One thing that really, really bothers me is when people, writers, over-simplify the problem of Writer’s Block. Like:
“Oh I just force myself to write and then I do, tralala”.
“Here’s a list of frufru prompts like “What if you woke up tomorrow as a butterfly – go!”.
I’m not going to say that those approaches don’t work. Maybe for some people they do. But Writer’s Block is not a virus you catch and then cure with a “take two and call me in the morning ” prescription. Writer’s Block is a psychological condition. It reflects a person’s life circumstances, their frame of mind and emotional state. Its’ source can be simple (like, oh I don’t know, having work and home and family matters constantly vying for your attention and babies that won’t stick to a predictable nap schedule and snow days off of school that inevitably fall on the day you cleared so you could concentrate on your writing for the first time in MONTHS- just for instance); or, it could be deeply rooted and hard to define, let alone overcome.
Depression, Writer’s Block… Kissing cousins?

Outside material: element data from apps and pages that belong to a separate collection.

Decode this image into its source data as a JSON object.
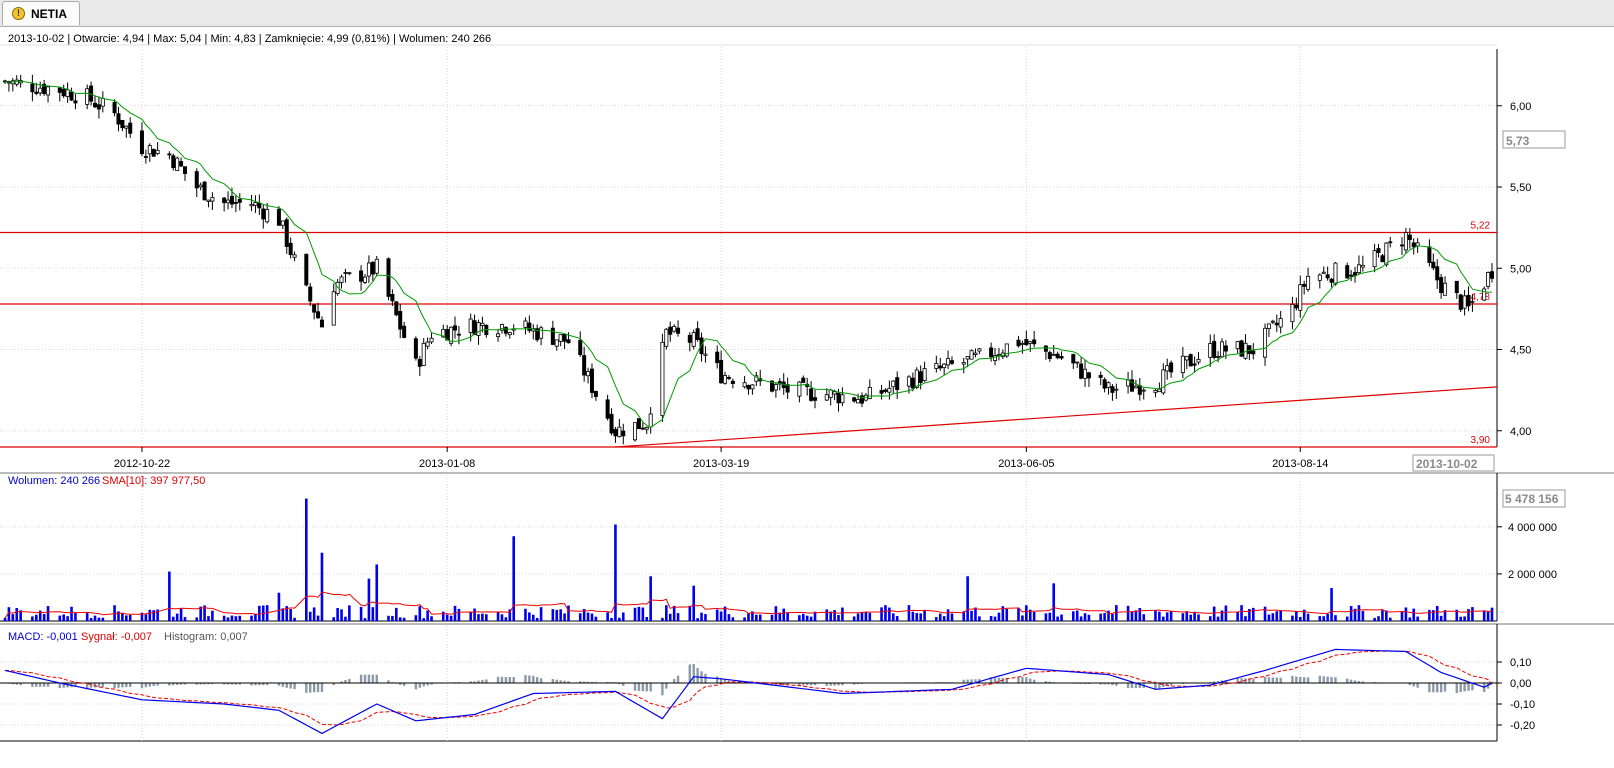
{
  "tab": {
    "label": "NETIA",
    "icon": "warning-icon"
  },
  "price_panel": {
    "info": {
      "date": "2013-10-02",
      "open": "Otwarcie: 4,94",
      "max": "Max: 5,04",
      "min": "Min: 4,83",
      "close": "Zamknięcie: 4,99 (0,81%)",
      "volume": "Wolumen: 240 266"
    },
    "cursor_price": "5,73",
    "cursor_date": "2013-10-02",
    "y_ticks": [
      "6,00",
      "5,50",
      "5,00",
      "4,50",
      "4,00"
    ],
    "x_ticks": [
      "2012-10-22",
      "2013-01-08",
      "2013-03-19",
      "2013-06-05",
      "2013-08-14"
    ],
    "lines": [
      {
        "label": "5,22",
        "value": 5.22
      },
      {
        "label": "4,78",
        "value": 4.78
      },
      {
        "label": "3,90",
        "value": 3.9
      }
    ]
  },
  "volume_panel": {
    "label": "Wolumen: 240 266",
    "sma_label": "SMA[10]: 397 977,50",
    "cursor_value": "5 478 156",
    "y_ticks": [
      "4 000 000",
      "2 000 000"
    ]
  },
  "macd_panel": {
    "macd_label": "MACD: -0,001",
    "signal_label": "Sygnał: -0,007",
    "hist_label": "Histogram: 0,007",
    "y_ticks": [
      "0,10",
      "0,00",
      "-0,10",
      "-0,20"
    ]
  },
  "colors": {
    "up": "#ffffff",
    "down": "#000000",
    "ma": "#009900",
    "level": "#e00000",
    "volume": "#0000ee",
    "sma": "#ee0000",
    "macd": "#0000ee",
    "signal": "#ee0000",
    "hist": "#8a9aa6"
  },
  "chart_data": [
    {
      "type": "candlestick",
      "title": "NETIA",
      "x_range": [
        "2012-09-17",
        "2013-10-02"
      ],
      "ylim": [
        3.9,
        6.3
      ],
      "anchors_close": [
        [
          "2012-09-17",
          6.15
        ],
        [
          "2012-10-01",
          6.1
        ],
        [
          "2012-10-08",
          6.05
        ],
        [
          "2012-10-15",
          5.95
        ],
        [
          "2012-10-22",
          5.75
        ],
        [
          "2012-10-29",
          5.7
        ],
        [
          "2012-11-05",
          5.5
        ],
        [
          "2012-11-12",
          5.4
        ],
        [
          "2012-11-19",
          5.4
        ],
        [
          "2012-11-26",
          5.3
        ],
        [
          "2012-12-03",
          4.85
        ],
        [
          "2012-12-07",
          4.65
        ],
        [
          "2012-12-10",
          4.9
        ],
        [
          "2012-12-21",
          5.0
        ],
        [
          "2012-12-31",
          4.4
        ],
        [
          "2013-01-04",
          4.6
        ],
        [
          "2013-01-15",
          4.65
        ],
        [
          "2013-01-25",
          4.65
        ],
        [
          "2013-02-08",
          4.55
        ],
        [
          "2013-02-20",
          4.0
        ],
        [
          "2013-02-28",
          4.05
        ],
        [
          "2013-03-05",
          4.6
        ],
        [
          "2013-03-12",
          4.55
        ],
        [
          "2013-03-19",
          4.35
        ],
        [
          "2013-04-05",
          4.25
        ],
        [
          "2013-04-25",
          4.2
        ],
        [
          "2013-05-10",
          4.35
        ],
        [
          "2013-05-24",
          4.45
        ],
        [
          "2013-06-03",
          4.55
        ],
        [
          "2013-06-14",
          4.45
        ],
        [
          "2013-06-26",
          4.25
        ],
        [
          "2013-07-08",
          4.3
        ],
        [
          "2013-07-22",
          4.5
        ],
        [
          "2013-08-02",
          4.5
        ],
        [
          "2013-08-12",
          4.75
        ],
        [
          "2013-08-16",
          4.95
        ],
        [
          "2013-08-30",
          5.0
        ],
        [
          "2013-09-10",
          5.2
        ],
        [
          "2013-09-19",
          4.9
        ],
        [
          "2013-09-26",
          4.75
        ],
        [
          "2013-10-02",
          4.99
        ]
      ],
      "trendline": {
        "from": [
          "2013-02-20",
          3.9
        ],
        "to": [
          "2013-10-02",
          4.27
        ]
      }
    },
    {
      "type": "bar",
      "title": "Wolumen",
      "ylim": [
        0,
        5478156
      ],
      "base": 400000,
      "spikes": [
        [
          "2012-10-29",
          2100000
        ],
        [
          "2012-11-26",
          1200000
        ],
        [
          "2012-12-03",
          5200000
        ],
        [
          "2012-12-07",
          2900000
        ],
        [
          "2012-12-19",
          1800000
        ],
        [
          "2012-12-21",
          2400000
        ],
        [
          "2013-01-25",
          3600000
        ],
        [
          "2013-01-27",
          1900000
        ],
        [
          "2013-02-20",
          4100000
        ],
        [
          "2013-03-01",
          1900000
        ],
        [
          "2013-03-12",
          1500000
        ],
        [
          "2013-05-21",
          1900000
        ],
        [
          "2013-06-01",
          2100000
        ],
        [
          "2013-06-12",
          1600000
        ],
        [
          "2013-08-22",
          1400000
        ],
        [
          "2013-09-14",
          2000000
        ]
      ]
    },
    {
      "type": "line",
      "title": "MACD",
      "ylim": [
        -0.25,
        0.18
      ],
      "macd_anchors": [
        [
          "2012-09-17",
          0.06
        ],
        [
          "2012-10-01",
          0.0
        ],
        [
          "2012-10-22",
          -0.08
        ],
        [
          "2012-11-12",
          -0.1
        ],
        [
          "2012-11-26",
          -0.13
        ],
        [
          "2012-12-07",
          -0.24
        ],
        [
          "2012-12-21",
          -0.1
        ],
        [
          "2012-12-31",
          -0.18
        ],
        [
          "2013-01-15",
          -0.15
        ],
        [
          "2013-01-30",
          -0.05
        ],
        [
          "2013-02-20",
          -0.04
        ],
        [
          "2013-03-04",
          -0.17
        ],
        [
          "2013-03-12",
          0.03
        ],
        [
          "2013-03-19",
          0.02
        ],
        [
          "2013-04-19",
          -0.05
        ],
        [
          "2013-05-17",
          -0.03
        ],
        [
          "2013-06-05",
          0.07
        ],
        [
          "2013-06-26",
          0.04
        ],
        [
          "2013-07-08",
          -0.03
        ],
        [
          "2013-07-22",
          -0.01
        ],
        [
          "2013-08-05",
          0.06
        ],
        [
          "2013-08-23",
          0.16
        ],
        [
          "2013-09-10",
          0.15
        ],
        [
          "2013-09-19",
          0.05
        ],
        [
          "2013-09-30",
          -0.02
        ],
        [
          "2013-10-02",
          -0.001
        ]
      ],
      "signal_last": -0.007,
      "histogram_last": 0.007
    }
  ]
}
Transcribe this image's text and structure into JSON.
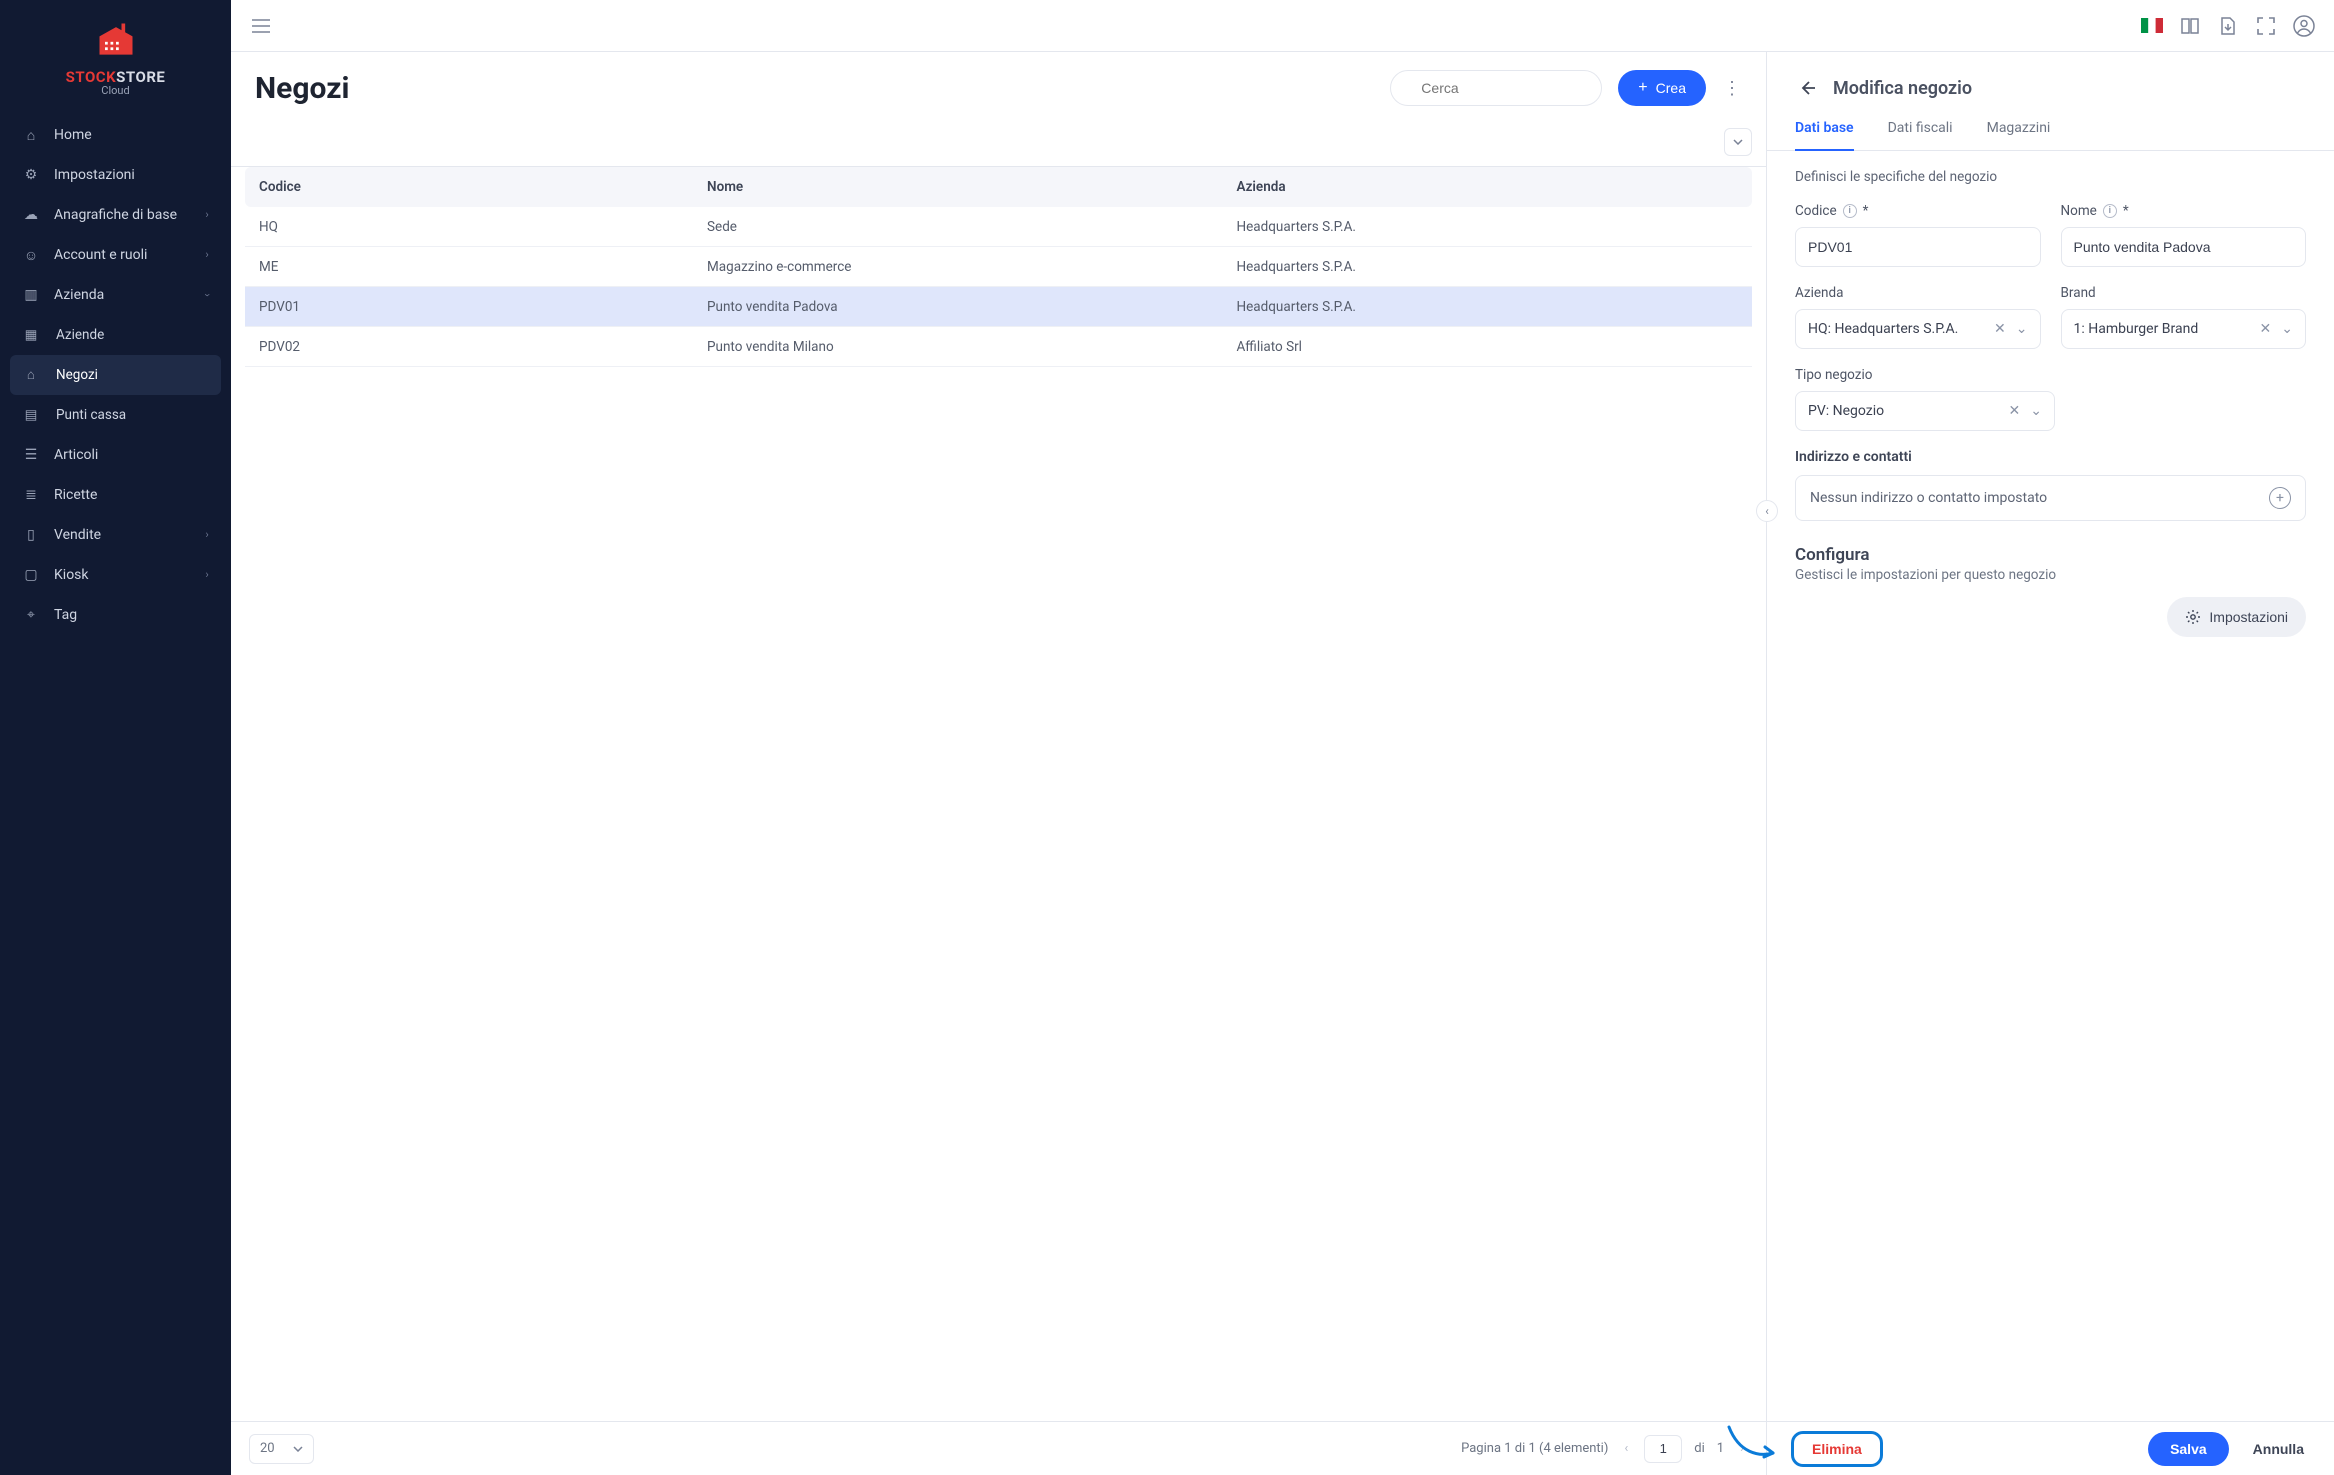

Sometimes, telling a writer “Just write,” is like telling a barren woman, “Just conceive.” For many of us, lack of inspiration is serious business that goes beyond a shortage of will power or ideas. For many of us, Writer’s Block can be downright crippling.
I was given a couple of poetry exercise books for Xmas, the kind meant to help inspire you and get you writing. I only just now cracked one open – it’s been that kind of winter.
I’m very hopeful about getting something from these books; I was introduced to some of the exercises at the writing retreat in October, and went on to use them, successfully, for a week or so after, until the tsunami of real life reasserted itself. Le sigh…
Instead of sitting down to bang out some proto-poems, though, I found myself snorting at a comment in the first chapter, and ended up here with a mini-rant on the topic of blasé attitudes towards Writer’s Block. I guess you could say I was “inspired”…
The author starts out by confessing how he wasn’t writing much at all because he had no time and no inspiration. One of the things he says helped him overcome the problem was making lists of ideas. This, he says, eliminated all excuses because he could no longer “play the no inspiration card.”
While I can relate to the concept – and let me just say, I do think it’s a good idea, and I do it, too, and it helps – I just have to point out that having a list of “things to write about” is not the same as being inspired.
For me, having an idea – a theme, a setting, a premise, a haiku moment – is just tinder. Yes, you can’t start a fire without it. But what else can’t you start a fire without?
That’s right, kiddies. A SPARK.
How cool is this picture?
And therein lies the real problem. The world is full of things to write “about”. Learning to see them is a skill, like anything else. It takes practice; writing lists, yes. Free association. Observation. Journaling, recording dreams, people watching, eavesdropping. Recently I overheard someone say, “Once you start thinking about crows, you see crows everywhere.”
Ideas are crows.
But even if you have so many crows you can’t step out of your house without tripping over one, it won’t make a bit of difference if you’re not inspired.
Inspiration is another animal entirely. Inspiration is a non-quantifiable, I’ll-know-it-when-I-see-it, enigmatic THING. It’s either there, or it’s not. Inspiration is why I tend to poo-poo the “Write about a time that you were mad,” kind of prompts and the “Just Do It” sneaker philosophy of writing. Without inspiration, it’s all just tinder. Or… crows. Tinder crows.
So how DOES one set their crows on fire (now THERE’S an image for you). Obviously, the answer to that is different for everyone.
For me, it’s like seduction. Firstly, I don’t go for just any idea. I like the smart ones, the weird ones, the ones that most people overlook. The ones with lots of layers, inner meaning, a Jungian’s fantasy.
Secondly, it takes time. I like to flirt with an idea for a long time. Sometimes days. Sometimes years. I like a slow burn.
And the final payoff? Let’s just say it’s a magic combination of timing, setting, opportunity, and mood. And coffee, or a cigarette, or… something to put in my mouth. I’ll just leave the rest to your imagination.
Step One: Write a List. Step Two: … Step Three: Inspiration.
But that’s just me. For you, it might be something totally different. Maybe lists ARE your thing – that neat, orderly, tantalizingly visual representation of thought. Of… possibility.
Or maybe you’re into butterflies. I mean, whatever – to each their own! My point is just that, as writers, we are all keenly aware of how personal the creative process is.
No matter what we write, or how, we invest so much of ourselves in it. We are all beautiful unique snowflakes and, as it happens, some of us snowflakes have Writer’s Block and it sucks, so shut up with your platitudes already and have some compassion.
My snowflake is cranky when she doesn’t write.